Due to the way our brain responds to scent, it's no wonder that essential oils also have an affect on our immune system, organs, lymphatic system and blood. 

Top Oils

There are so many amazing essential oils to choose from but there are several that I would recommend for an essential oil "medicine kit".

Lavender: one of the most popular and versatile oils, it is great for treating depression and is effective in treating insomnia. Assists the body in handling unproductive stress. Energetically, lavender has a balancing and harmonizing effect.

Tea Tree: This oil has a sharp menthol smell that some may find off putting at first but it's an amazing oil due to its antimicrobial, antiseptic, and bactericide properties. It is a powerful immune system stimulant. Tea Tree is great for many skin conditions including acne, cold sores, dandruff, rashes and wounds. Energetically, it invigorates the mind and heart, builds confidence and helps people who struggle with feeling victimized.

Peppermint: One of the most effective oils for the digestive system. It has antispasmodic properties that are beneficial for the G.I. tract and can help with cramps, gas, nausea and bloating. Peppermint helps clear the mind and relieve mental fatigue. Energetically, it is said to act on the ego, dispelling pride.

Chamomile (Roman): One of the gentlest oils. It's a soothing and calming antidepressant; also good for headaches, migraines, and PMS symptoms. Chamomile is also recommended as an emergency remedy during an asthma attack. Energetically, this oil is calm and serene and helps to promote a harmonious emotional life.

Rose: This is my personal favorite. Rose has a profound psychological effect and helps to release anger, despair and heal emotional trauma. It is also valuable for the treatment of gynecological problems and is considered a tonic for the uterus, regulates menstruation, and relieves PMS symptoms. Rose has been used for thousands of years for its softening and moisturizing effects on the skin. Energetically, rose is the epitome of the female spirit, both vivacious and alive, yet gentle and nurturing.
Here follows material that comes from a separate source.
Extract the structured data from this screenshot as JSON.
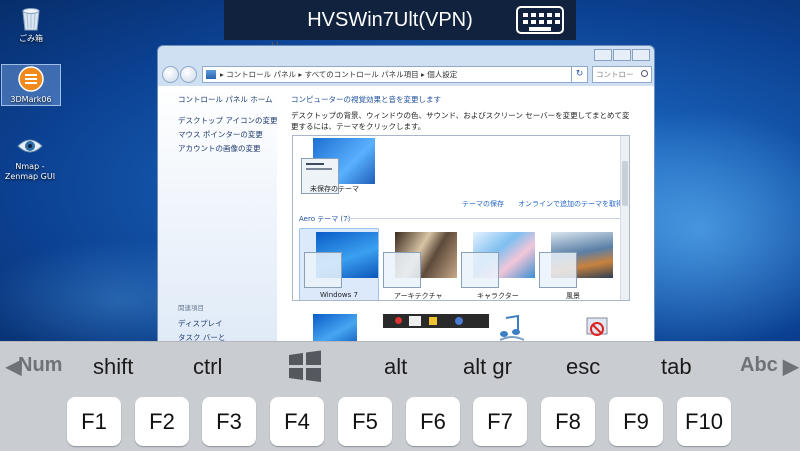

When using essential oils there are some important things to remember, the first being that just because it's natural doesn't mean it isn't powerful. It's recommended to dilute oils in a carrier oil (olive oil, coconut oil, apricot oil, etc.) before applying to skin. Never take essential oils internally unless you are under direct supervision of a qualified Aromatherapist who is familiar with your health history. While it might seem safe enough to add some lemon essential oil to your water, keep in mind that in some oils one drop of lemon is equivalent to a pound of lemons! If you ate a pound of lemons in one sitting do you think your system might have a negative reaction? Yeah, probably. There is such a thing as too much of a good thing. Some possible side effects of taking essential oils internally include irritation of the stomach lining, upset stomach, diarrhea and liver damage. 

In addition, there are those who need to take special care when using essential oils including the elderly, infants, pregnant women and those who have severe medical conditions; this doesn't mean all oils are unsafe for these people, just that it's a good idea to consult with a health professional and/or thoroughly research the oils before use. 

Don't feel shy about jumping on the essential oil bandwagon. With the many health and wellbeing benefits that essential oils offer, you can't blame people for being excited!

Interested in trying essential oils? Check out Native Nectar Therapeutic Oil blends here!






*This information is for educational purposes only and not meant to take the place of a doctor's advice. The products and information on this website have not been evaluated by the FDA and are not meant to diagnose, cure or treat disease.